Anyone who has dealt with the world of low-level traffic offenses knows the consequences of the Texas Driver Responsibility Program. The DRP imposed surcharges on driver license renewals for certain traffic offenses and suspended legal driving privileges for those who didn't make the payments.
Then, when those same drivers picked up new moving violations their licenses were suspended (again) and more surcharges were imposed. The entire program became a downward spiral that left many motorists with no way to ever regain their legal driving privileges.
Now it appears that relief might be on the way in the form of HB104 - a proposed bill that would place a two-year moratorium on the imposition and collection of surcharges under the DRP.
The DRP was created in 2003 partially as a funding mechanism for trauma centers in the state. The promise was that folks who drove without insurance or on suspended licenses would cough up some money that the state would collect and distribute (hmm, sounds like a tax to me). Over the years, however, the program has not generated the funds lawmakers had expected.
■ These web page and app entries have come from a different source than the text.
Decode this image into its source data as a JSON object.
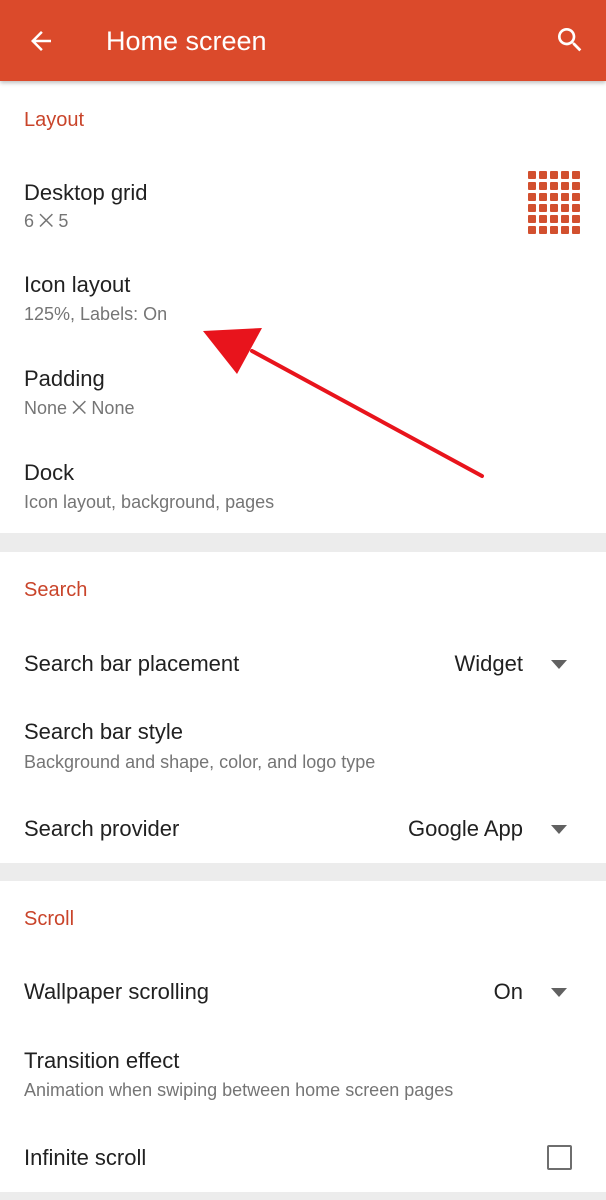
{
  "appbar": {
    "title": "Home screen",
    "back_icon": "arrow-back-icon",
    "search_icon": "search-icon",
    "color": "#db4a2b"
  },
  "layout": {
    "header": "Layout",
    "desktop_grid": {
      "title": "Desktop grid",
      "subtitle": "6 ⨉ 5",
      "icon": "grid-icon"
    },
    "icon_layout": {
      "title": "Icon layout",
      "subtitle": "125%, Labels: On"
    },
    "padding": {
      "title": "Padding",
      "subtitle": "None ⨉ None"
    },
    "dock": {
      "title": "Dock",
      "subtitle": "Icon layout, background, pages"
    }
  },
  "search": {
    "header": "Search",
    "bar_placement": {
      "title": "Search bar placement",
      "value": "Widget"
    },
    "bar_style": {
      "title": "Search bar style",
      "subtitle": "Background and shape, color, and logo type"
    },
    "provider": {
      "title": "Search provider",
      "value": "Google App"
    }
  },
  "scroll": {
    "header": "Scroll",
    "wallpaper": {
      "title": "Wallpaper scrolling",
      "value": "On"
    },
    "transition": {
      "title": "Transition effect",
      "subtitle": "Animation when swiping between home screen pages"
    },
    "infinite": {
      "title": "Infinite scroll",
      "checked": false
    }
  },
  "colors": {
    "accent": "#c9442a",
    "annotation_arrow": "#e8141c"
  }
}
Being that most folks ticketed for driving without insurance or on suspended licenses tend to be on the poorer end of the spectrum, the state has only collected about 40% of the surcharges levied on motorists. So, not only did the program not generate the amount of revenue expected - it couldn't even collect half the surcharges levied.
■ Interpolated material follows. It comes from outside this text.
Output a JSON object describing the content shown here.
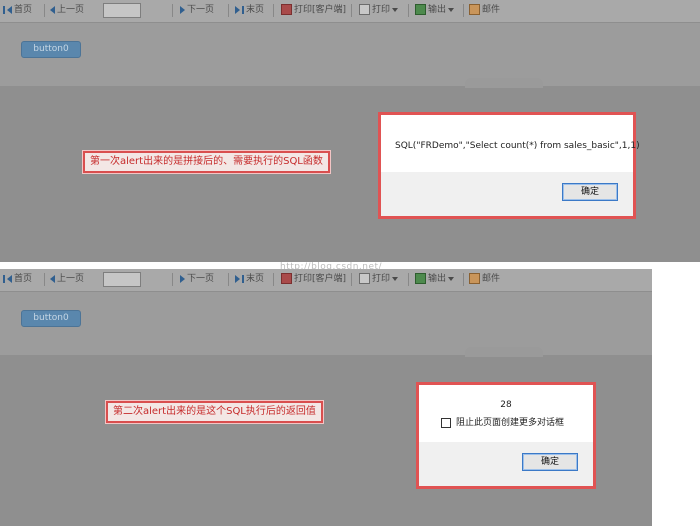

The bill would allow the DPS to begin imposing and collecting surcharges after September 1, 2013 provided the state had not yet found a mechanism to fund trauma centers at the level they are currently funded. Whether this will encourage lawmakers to come up with a new funding mechanism or just sit on the hands has yet to be determined.
For way too long the state legislature (and governor) have resisted devising equitable mechanisms to fund this state. The sales tax is regressive. The lottery is a scam directed at the poor. The DRP is yet another attempt to impose higher taxes on the poor while reducing the tax burden on the wealthy.
Imposing a moratorium on the DRP rather than abolishing the whole thing may be a baby step - but at least it's a step in the right direction.